The major finding of this study is that TNF-α signaling pathways triggered by high glucose can be blocked by a single alanine substitution at a key phosphorylation site, serine 307, on IRS-1. Furthermore, the full complement of the downstream effects of TNF-α signaling pathways, including the inhibition of insulin receptor binding to IRS-1 as well as the antiapoptotic factor, phosphorylated Akt, and the stimulation of the proapoptotic factor, cleaved caspase 3, are blocked by the alanine-substituted form of IRS-1. We chose to target the serine 307 locus–based on previous studies that show 1) TNF-α preferentially phosphorylates IRS-1Ser307 to inhibit insulin signal transduction [5,16] and 2) a decrease in TNF-α levels (in response to treatment with salmeterol, a β2-adrenergic receptor agonist) reduces retinal rMC-1 cell apoptosis . Our new findings suggest that TNF-α-stimulated phosphorylation of the IRS-1 serine 307 locus is a major driving force in the deleterious effects of high glucose on rMC-1 cells. Increased phosphorylation of IRS-1 would be expected to directly inhibit binding of the insulin receptor to IRS-1 and thus block normal insulin stimulation of its receptor, causing insulin resistance. The pathway by which TNF-α changes the balance between the levels of anti- versus proapoptotic factors is as yet, unclear, although IRS-1 phosphorylation appears to be key.

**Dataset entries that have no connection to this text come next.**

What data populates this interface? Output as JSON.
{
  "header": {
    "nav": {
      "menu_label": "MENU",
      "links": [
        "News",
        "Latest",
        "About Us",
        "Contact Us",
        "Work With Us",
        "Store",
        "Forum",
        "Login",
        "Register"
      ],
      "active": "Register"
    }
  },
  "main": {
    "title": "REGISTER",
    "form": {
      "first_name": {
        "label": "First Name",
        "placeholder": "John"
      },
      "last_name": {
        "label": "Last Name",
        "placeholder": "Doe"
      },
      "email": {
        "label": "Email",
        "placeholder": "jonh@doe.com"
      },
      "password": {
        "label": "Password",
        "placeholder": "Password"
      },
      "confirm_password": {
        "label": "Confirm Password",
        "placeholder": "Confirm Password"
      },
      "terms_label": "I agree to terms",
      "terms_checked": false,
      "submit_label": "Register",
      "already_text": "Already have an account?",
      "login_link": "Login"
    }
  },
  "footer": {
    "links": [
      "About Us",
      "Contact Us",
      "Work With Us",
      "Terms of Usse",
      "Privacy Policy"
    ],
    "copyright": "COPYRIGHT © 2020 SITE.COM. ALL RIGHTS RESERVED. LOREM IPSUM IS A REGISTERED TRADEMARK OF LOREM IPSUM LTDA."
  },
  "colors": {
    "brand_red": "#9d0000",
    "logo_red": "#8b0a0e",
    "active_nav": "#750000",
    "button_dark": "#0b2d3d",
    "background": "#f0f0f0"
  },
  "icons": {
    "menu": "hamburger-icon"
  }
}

A somewhat unexpected finding from these experiments is the high degree to which SOCS3 partners with TNF-α in affecting high-glucose stress responses in rMC-1 cells. It has been previously shown that SOCS3 inhibits insulin signaling through multiple pathways, including phosphorylation of IRTyr960, which inhibits insulin receptor/IRS-1 interaction, and ubiquinitization of IRS-1, which leads to IRS-1 destruction [8,9,17]. Our data demonstrate that, like TNF-α, SOCS3 increases phosphorylation of IRTyr960 in rMC-1 cells grown in high glucose, and this leads to a concomitant decrease in antiapoptotic Akt phosphorylation and an increase in proapoptotic cleavage of caspase 3. In addition, we report for the first time that IRS-1Ser307 is required for SOCS3 actions on IRTyr960, as this does not occur if IRS-1Ser307 is mutated. Thus, TNF-α and SOCS3 require an active serine 307 phosphorylation site on IRS-1 to bring about insulin resistance.
Another novel observation in this study is that SOCS3 can increase TNF-α levels. We find that rMC-1 cells in high glucose have increased TNF-α, which is further stimulated with the addition of exogenous SOCS3. These results are consistent with the report that silencing SOCS3 inhibits TNF-α levels in preadipocytes . The reciprocal stimulation of SOCS3 and TNF-α expression suggests that positive feedback between these two factors could play an important role in mediating the development of insulin resistance and apoptotic cell death in rMC-1 cells.
In conclusion, TNF-α and SOCS3 inhibit insulin signaling and stimulate retinal rMC-1 cell apoptosis; both mechanisms act through phosphorylation of IRS-1Ser307. Increases in TNF-α and SOCS3 are triggered by high glucose and through reciprocal stimulation of the expression of these two factors, which in turn could be major drivers of insulin resistance and related cell death. The demonstration that a single phosphorylation site is key for these pathways suggests that drugs targeted to this site might be effective in protecting against diabetic damage to the retina.
This work was supported by NEI R01EY022330 (JJS), JDRF (2–2011–597 to JJS), Oxnard Foundation (JJS), HEI Research to Prevent Blindness Award (PI: James C. Fleming), and NEI Vision Core Grant: PHS 3P30 EY013080 (PI: Dianna Johnson).